If we find that the series  ∑ |ak|  converges, then also the given series  ∑ ak  converges (this was a theorem in Theory - Introduction - Absolute convergence). This means that we have to rely on luck. We are given a series whose signs change (and not in the alternating way above), we apply tests to its version with absolute values and if we are lucky, we get convergence, then also our original series converges.

However, it may also happen that the series with absolute values diverges and then we do not know anything about convergence of the given series. There are no general guidelines concerning such a situation, every series is an individual problem and all depends on our experience, we try to find some trick to decide its convergence.

Sometimes one can use one of the following two tests.

Abel's test, Dirichlet's test

The following test allows us to take a series that we know to converge and modify it without losing its convergence.

Theorem (Abel's test).
Consider a convergent series  ∑ ak. Assume that {bk} is a monotone and convergent sequence. Then also the series  ∑ akbk  converges.

In fact, Abel's test can be deduced from the following, more general criterion.

Theorem (Dirichlet's test).
Consider a series  ∑ ak  such that all its partial sums are bounded; that is, there exists some M so that for all N one has
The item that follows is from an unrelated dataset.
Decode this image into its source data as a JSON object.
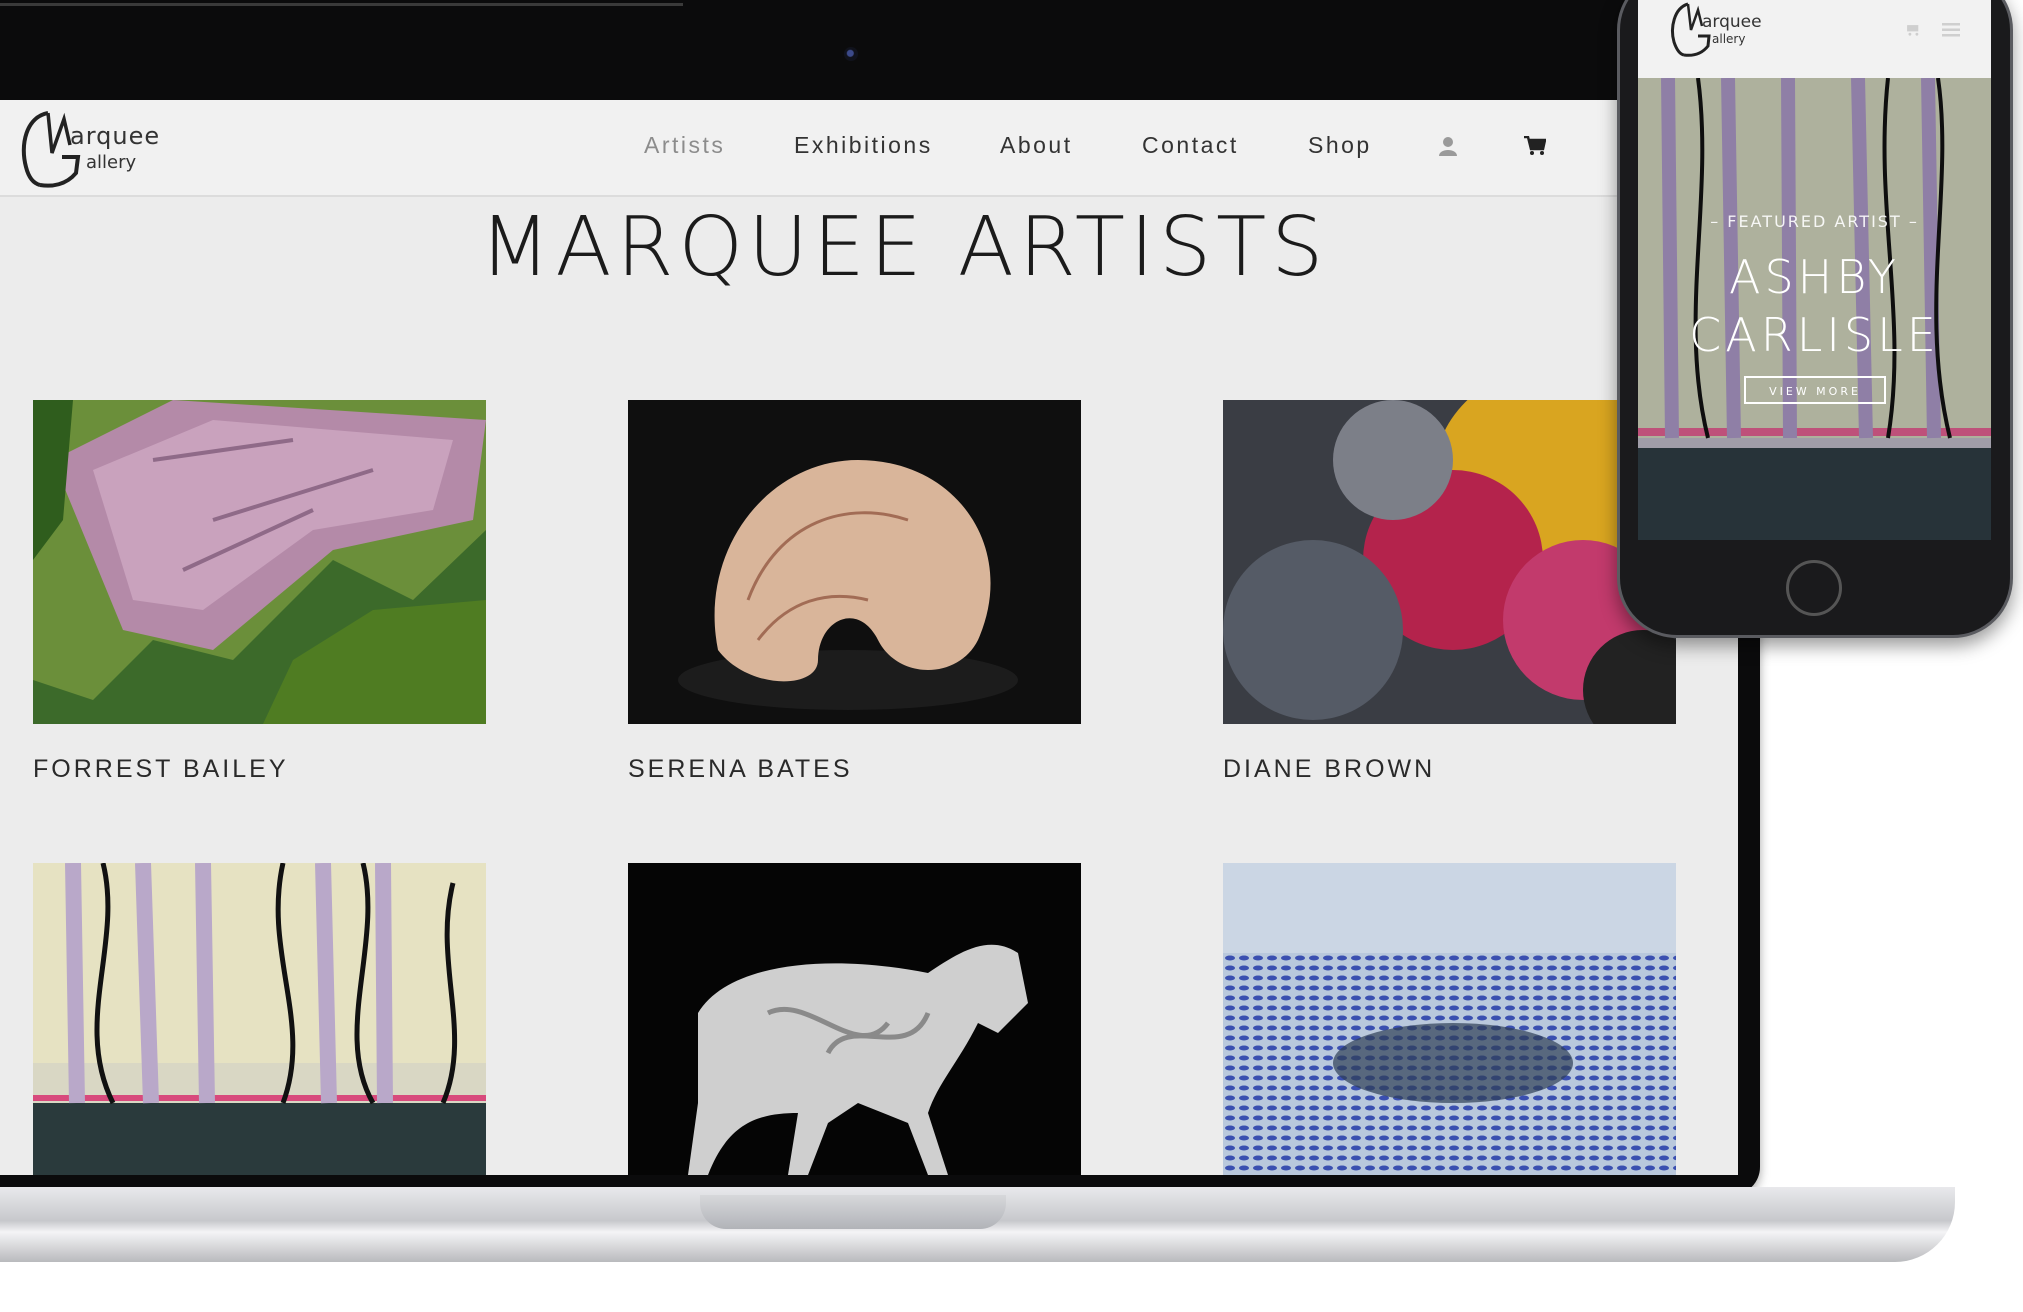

Assume that {bk} is a non-increasing sequence of positive numbers that tends to 0. Then the series  ∑ akbk  converges.

For examples see this problem and this problem in Solved problems - Testing convergence.

This test can be used in a wide range of situations, but one particular situation is worth exploring closer. Note that this test also implies the Alternating series test above. Indeed, consider the situation as in the assumptions of AST. We have some positive numbers bk that are non-increasing and go to zero. Now we form an alternating series from them, which we can interpret as follows: We create a series with terms akbk, where ak = (−1)k. We know that partial sums of 1 + 1 − 1 + ... are either 1 or 0, so they are bounded and the numbers ak satisfy assumptions of the Dirichlet test, the same is true for numbers bk and we get convergence.

We have just explained why Dirichlet's test generalizes the AST, but it is interesting to return to this situation and explore it a bit more. We claim that when we start with positive numbers bk that are non-increasing and go to zero, then the Dirichlet test allows us to modify them by signs also in other ways than just alternating. Indeed, assume that terms ak are numbers −1 and 1 that are chosen in such a way that a certain pattern is repeated over and over (a periodic sequence so to speak). If in that basic pattern there is equal number of minuses and pluses, then partial sums can again attain only finitely many distinct values, so they are bounded and the Dirichlet test gives convergence. This is definitely a significant improvement over the rather special Alternating series test. We conclude this section by stating this generalization of AST properly.

Fact.
Consider numbers ak = ±1. Assume that there is T > 0 such that akT+i = ai for all natural numbers k and integers i satisfying 0 ≤ i < T. Let

a1 + a2 + ... + aT = 0.

Assume that {bk} is a non-increasing sequence of positive numbers that tends to 0. Then the series  ∑ akbk  converges.